Thankfully, it was the feeling that spoke volumes because when people tried Active Pigeon, especially the first few times they really began to understand their limits.
It taught us right away:
- If our back began to spasm because our back muscles were inhibited
- If our deep hip muscles were weak because of how difficult it was to stay upright and uplifted
The most important thing it taught us:
What it felt like to have stable, actively engaged hip musculature, and the impact it carried for our balance and overall healthy movement of our bodies.
In the past 4 months of Active Pigeon, these are just a few of the observations me and my community have made:
- Reduction/elimination of hip popping, sliding, and grinding
- Reduction/elimination of back pain in both the low back, mid back, and down into the thighs
- Greater balance in standing postures on one or both legs
- Ability to achieve deeper poses. (Especially back bends like King Pigeon)
- Deeper awareness in one’s own body about pain/discomfort in yoga
The most profound, especially in the men, is the ability to achieve deeper poses. I’ve had a lot of dudes tell me that ever since they’ve been practicing Active Pigeon they can get into Wheel Pose or even King Pigeon!
The community as a whole also turned more introspective. Exposing the potential danger of such a common pose opened up a whole Pandora’s box of yoga injuries questions:
- Active vs Passive postures
- Addressing discomfort rather than “push through it”
- Forming personal customization rather than blindly following the instructor
- Discussion focused around opinions of pose variations and intentions
- Changes in Teacher Training Curriculum
- Discussion of intention behind Folding vs Active
- Removal of Assisting/Adjusting Sleeping Pigeon
It’s only been 4 months and the benefits that have emerged are crazy right!?
Who would have thought removing a common fold would have such a deep impact on an entire group of yogis!
Gratitude & Growth:
As you can see, as a community we have truly grown!
Let this be a great example of the cross mingling of the modern science and yoga. Where we can finally blend exercise science, anatomy, biomechanics, and other scientific constructs with the ancient philosophy, postures, and intentions of yoga.
With that, we do what we’ve always done since the dawn of life: grow and adapt. We take in new information, apply it, see if it works over time, and if it does continue to grow from the new place that awareness has brought us.
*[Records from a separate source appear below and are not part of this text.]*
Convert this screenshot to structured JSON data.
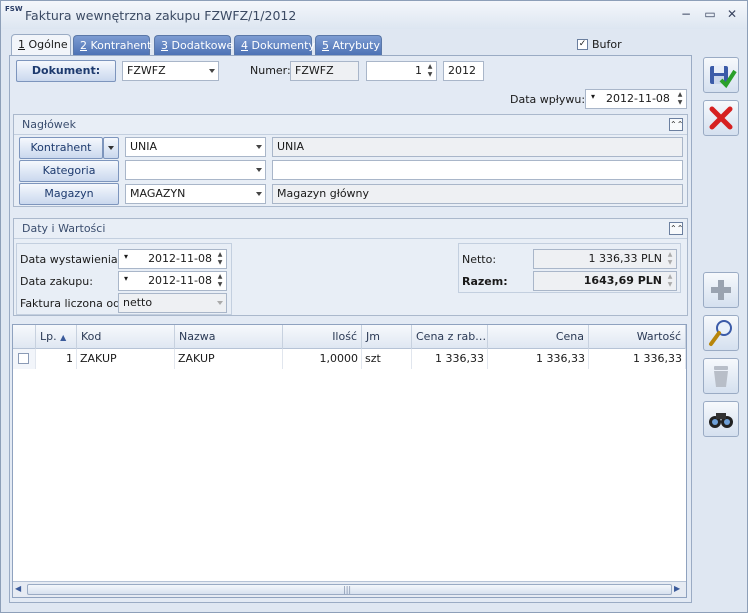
{
  "window": {
    "title": "Faktura wewnętrzna zakupu FZWFZ/1/2012",
    "app_icon": "FSW"
  },
  "tabs": [
    {
      "num": "1",
      "label": " Ogólne"
    },
    {
      "num": "2",
      "label": " Kontrahent"
    },
    {
      "num": "3",
      "label": " Dodatkowe"
    },
    {
      "num": "4",
      "label": " Dokumenty"
    },
    {
      "num": "5",
      "label": " Atrybuty"
    }
  ],
  "bufor": {
    "label": "Bufor",
    "checked": true
  },
  "document": {
    "button_label": "Dokument:",
    "type_value": "FZWFZ",
    "numer_label": "Numer:",
    "numer_prefix": "FZWFZ",
    "numer_value": "1",
    "numer_year": "2012",
    "data_wplywu_label": "Data wpływu:",
    "data_wplywu": "2012-11-08"
  },
  "naglowek": {
    "title": "Nagłówek",
    "kontrahent_label": "Kontrahent",
    "kontrahent_code": "UNIA",
    "kontrahent_name": "UNIA",
    "kategoria_label": "Kategoria",
    "kategoria_code": "",
    "kategoria_desc": "",
    "magazyn_label": "Magazyn",
    "magazyn_code": "MAGAZYN",
    "magazyn_name": "Magazyn główny"
  },
  "daty": {
    "title": "Daty i Wartości",
    "wystawienia_label": "Data wystawienia:",
    "wystawienia": "2012-11-08",
    "zakupu_label": "Data zakupu:",
    "zakupu": "2012-11-08",
    "liczona_label": "Faktura liczona od:",
    "liczona": "netto",
    "netto_label": "Netto:",
    "netto": "1 336,33 PLN",
    "razem_label": "Razem:",
    "razem": "1643,69 PLN"
  },
  "grid": {
    "columns": [
      "Lp.",
      "Kod",
      "Nazwa",
      "Ilość",
      "Jm",
      "Cena z rab…",
      "Cena",
      "Wartość"
    ],
    "rows": [
      {
        "lp": "1",
        "kod": "ZAKUP",
        "nazwa": "ZAKUP",
        "ilosc": "1,0000",
        "jm": "szt",
        "cena_rab": "1 336,33",
        "cena": "1 336,33",
        "wartosc": "1 336,33"
      }
    ]
  },
  "sidebar_icons": [
    "save-icon",
    "cancel-icon",
    "add-icon",
    "edit-icon",
    "delete-icon",
    "find-icon"
  ],
  "colors": {
    "tab_inactive": "#4d72b5",
    "accent": "#1d3a6e",
    "cancel": "#d62020",
    "save_check": "#2aa02a"
  }
}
Thank all of you! To each and every person that this information has reached, I am grateful. From the small amount of observations I’ve presented here, I think we can agree that we have all grown in some way.
You guys seriously are awesome!
May we continue to grow and be beautiful!